▸ **EXERCISE OBJECTIVE**: Go through the records and give each one again exactly.

=== MATERIAL PROVIDED ===

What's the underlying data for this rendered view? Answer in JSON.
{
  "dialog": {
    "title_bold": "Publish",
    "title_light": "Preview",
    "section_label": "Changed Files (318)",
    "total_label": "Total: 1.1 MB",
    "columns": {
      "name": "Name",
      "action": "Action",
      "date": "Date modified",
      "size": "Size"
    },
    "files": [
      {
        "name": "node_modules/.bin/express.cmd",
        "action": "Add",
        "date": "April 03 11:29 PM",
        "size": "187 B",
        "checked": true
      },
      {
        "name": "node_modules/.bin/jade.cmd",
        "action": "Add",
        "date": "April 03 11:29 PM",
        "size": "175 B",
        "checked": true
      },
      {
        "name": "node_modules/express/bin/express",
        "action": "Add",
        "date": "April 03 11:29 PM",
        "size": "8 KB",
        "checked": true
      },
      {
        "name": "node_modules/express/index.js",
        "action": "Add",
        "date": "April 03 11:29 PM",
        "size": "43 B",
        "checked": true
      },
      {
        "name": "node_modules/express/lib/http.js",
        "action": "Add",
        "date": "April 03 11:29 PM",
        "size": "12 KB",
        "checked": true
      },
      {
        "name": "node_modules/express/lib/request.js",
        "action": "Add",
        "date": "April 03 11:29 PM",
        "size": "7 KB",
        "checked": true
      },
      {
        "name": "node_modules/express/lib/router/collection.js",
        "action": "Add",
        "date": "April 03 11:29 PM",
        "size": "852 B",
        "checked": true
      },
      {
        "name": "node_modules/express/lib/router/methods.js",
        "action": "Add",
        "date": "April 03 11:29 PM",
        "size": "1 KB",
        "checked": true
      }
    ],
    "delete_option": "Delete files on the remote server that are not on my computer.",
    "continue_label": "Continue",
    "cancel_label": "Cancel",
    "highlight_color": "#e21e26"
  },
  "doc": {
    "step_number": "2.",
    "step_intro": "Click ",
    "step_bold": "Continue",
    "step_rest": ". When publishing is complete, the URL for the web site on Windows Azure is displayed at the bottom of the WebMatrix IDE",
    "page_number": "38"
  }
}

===

▸ **SOLUTION TO THIS PROBLEM**:
What's the underlying data for this rendered view? Answer in JSON.
{
  "dialog": {
    "title_bold": "Publish",
    "title_light": "Preview",
    "section_label": "Changed Files (318)",
    "total_label": "Total: 1.1 MB",
    "columns": {
      "name": "Name",
      "action": "Action",
      "date": "Date modified",
      "size": "Size"
    },
    "files": [
      {
        "name": "node_modules/.bin/express.cmd",
        "action": "Add",
        "date": "April 03 11:29 PM",
        "size": "187 B",
        "checked": true
      },
      {
        "name": "node_modules/.bin/jade.cmd",
        "action": "Add",
        "date": "April 03 11:29 PM",
        "size": "175 B",
        "checked": true
      },
      {
        "name": "node_modules/express/bin/express",
        "action": "Add",
        "date": "April 03 11:29 PM",
        "size": "8 KB",
        "checked": true
      },
      {
        "name": "node_modules/express/index.js",
        "action": "Add",
        "date": "April 03 11:29 PM",
        "size": "43 B",
        "checked": true
      },
      {
        "name": "node_modules/express/lib/http.js",
        "action": "Add",
        "date": "April 03 11:29 PM",
        "size": "12 KB",
        "checked": true
      },
      {
        "name": "node_modules/express/lib/request.js",
        "action": "Add",
        "date": "April 03 11:29 PM",
        "size": "7 KB",
        "checked": true
      },
      {
        "name": "node_modules/express/lib/router/collection.js",
        "action": "Add",
        "date": "April 03 11:29 PM",
        "size": "852 B",
        "checked": true
      },
      {
        "name": "node_modules/express/lib/router/methods.js",
        "action": "Add",
        "date": "April 03 11:29 PM",
        "size": "1 KB",
        "checked": true
      }
    ],
    "delete_option": "Delete files on the remote server that are not on my computer.",
    "continue_label": "Continue",
    "cancel_label": "Cancel",
    "highlight_color": "#e21e26"
  },
  "doc": {
    "step_number": "2.",
    "step_intro": "Click ",
    "step_bold": "Continue",
    "step_rest": ". When publishing is complete, the URL for the web site on Windows Azure is displayed at the bottom of the WebMatrix IDE",
    "page_number": "38"
  }
}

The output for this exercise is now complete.